WHAT THE TASK REQUIRES ->
Please output every entry below precisely as written.

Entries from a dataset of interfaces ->
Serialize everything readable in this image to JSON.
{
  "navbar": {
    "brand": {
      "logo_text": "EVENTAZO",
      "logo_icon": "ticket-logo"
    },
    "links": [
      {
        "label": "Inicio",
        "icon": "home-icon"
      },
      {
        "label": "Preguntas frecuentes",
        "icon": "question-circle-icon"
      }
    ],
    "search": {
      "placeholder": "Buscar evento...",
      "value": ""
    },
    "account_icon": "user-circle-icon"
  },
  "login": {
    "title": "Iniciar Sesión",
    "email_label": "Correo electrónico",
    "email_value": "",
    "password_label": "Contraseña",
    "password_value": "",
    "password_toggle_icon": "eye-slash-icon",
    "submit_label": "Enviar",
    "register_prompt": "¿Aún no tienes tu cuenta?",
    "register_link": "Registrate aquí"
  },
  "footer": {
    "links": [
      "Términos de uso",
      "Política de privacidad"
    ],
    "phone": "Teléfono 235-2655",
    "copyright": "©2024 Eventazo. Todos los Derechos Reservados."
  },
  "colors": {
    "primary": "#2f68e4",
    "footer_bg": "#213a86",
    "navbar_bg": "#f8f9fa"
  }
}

REPLY TO THE TASK ->
Serialize everything readable in this image to JSON.
{
  "navbar": {
    "brand": {
      "logo_text": "EVENTAZO",
      "logo_icon": "ticket-logo"
    },
    "links": [
      {
        "label": "Inicio",
        "icon": "home-icon"
      },
      {
        "label": "Preguntas frecuentes",
        "icon": "question-circle-icon"
      }
    ],
    "search": {
      "placeholder": "Buscar evento...",
      "value": ""
    },
    "account_icon": "user-circle-icon"
  },
  "login": {
    "title": "Iniciar Sesión",
    "email_label": "Correo electrónico",
    "email_value": "",
    "password_label": "Contraseña",
    "password_value": "",
    "password_toggle_icon": "eye-slash-icon",
    "submit_label": "Enviar",
    "register_prompt": "¿Aún no tienes tu cuenta?",
    "register_link": "Registrate aquí"
  },
  "footer": {
    "links": [
      "Términos de uso",
      "Política de privacidad"
    ],
    "phone": "Teléfono 235-2655",
    "copyright": "©2024 Eventazo. Todos los Derechos Reservados."
  },
  "colors": {
    "primary": "#2f68e4",
    "footer_bg": "#213a86",
    "navbar_bg": "#f8f9fa"
  }
}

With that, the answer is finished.